So even before the economic clout & propagandizing machines of the Right come into play, and the Achilles heal of the "media" issues, the fundamental nature of people will break up the enlarged tribal unity on the Left that you envision.

The fundamental in any system of gov't is that changes sought can only come from either an overwhelming consensus of the entire population independent of other ideologies, OR by political party power. Even the Alabama election illustrates this principle... the margin of far Right to moderates and progressives was only 1.5% ... as shift of just 0.76% to the Far Right would have elected Moore instead.
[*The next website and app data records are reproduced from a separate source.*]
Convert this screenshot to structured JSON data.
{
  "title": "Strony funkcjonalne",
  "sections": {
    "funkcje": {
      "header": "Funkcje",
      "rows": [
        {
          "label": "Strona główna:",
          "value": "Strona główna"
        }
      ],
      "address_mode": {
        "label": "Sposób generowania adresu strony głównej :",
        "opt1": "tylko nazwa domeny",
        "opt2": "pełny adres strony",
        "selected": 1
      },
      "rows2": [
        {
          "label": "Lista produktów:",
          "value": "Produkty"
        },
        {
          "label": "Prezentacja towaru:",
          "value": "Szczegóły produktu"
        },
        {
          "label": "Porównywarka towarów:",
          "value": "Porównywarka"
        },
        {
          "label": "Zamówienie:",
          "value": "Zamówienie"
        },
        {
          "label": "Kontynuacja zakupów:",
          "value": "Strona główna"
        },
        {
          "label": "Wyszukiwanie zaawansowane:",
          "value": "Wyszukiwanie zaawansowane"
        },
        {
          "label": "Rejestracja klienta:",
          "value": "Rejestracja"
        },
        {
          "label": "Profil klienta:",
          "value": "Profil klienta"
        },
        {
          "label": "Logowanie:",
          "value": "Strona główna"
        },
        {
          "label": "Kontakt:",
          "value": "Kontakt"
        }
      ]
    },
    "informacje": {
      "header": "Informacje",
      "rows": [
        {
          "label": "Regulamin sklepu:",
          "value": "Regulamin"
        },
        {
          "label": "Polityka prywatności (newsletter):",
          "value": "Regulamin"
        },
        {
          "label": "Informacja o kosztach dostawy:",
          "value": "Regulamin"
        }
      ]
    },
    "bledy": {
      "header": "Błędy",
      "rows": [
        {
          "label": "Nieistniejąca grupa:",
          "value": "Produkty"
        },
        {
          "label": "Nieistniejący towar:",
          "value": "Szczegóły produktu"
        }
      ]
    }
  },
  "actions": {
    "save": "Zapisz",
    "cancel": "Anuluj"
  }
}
The effect of the people to come out and vote at all was to obtain an objective that was at stake... and the means of obtaining it is always and only about political power in the halls of government.. .which is to say it's always a political struggle so politicization is inherent and thus cannot be "ruled" out of the tribal organization's different factions seeking their own faction to be primary.

Longtooth said...

The issue as I see it is how the progressive side of the political spectrum can shift the population's incentives to support and promote the progressive agenda ... meaning move the fence sitters decidedly to the Left on a continual basis as well as perhaps moving some from the moderate Right (or those who vote that way simply because their family has always voted that way).

This is in its essence a division of incentives for cooperative social and economic fairness (equalities if you will) vs individualism and it's "freedoms".

These are mutually exclusive in the U.S.

So shifting incentives away from individualism and it's "freedoms" to a cooperative social political system is what is actually necessary to achieve by political majority consensus -- which btw, also has to be able to withstand the fact that half the electorate is not even remotely willing to do so ... and will perhaps decide on apolitical solutions (as history demonstrates is always the case).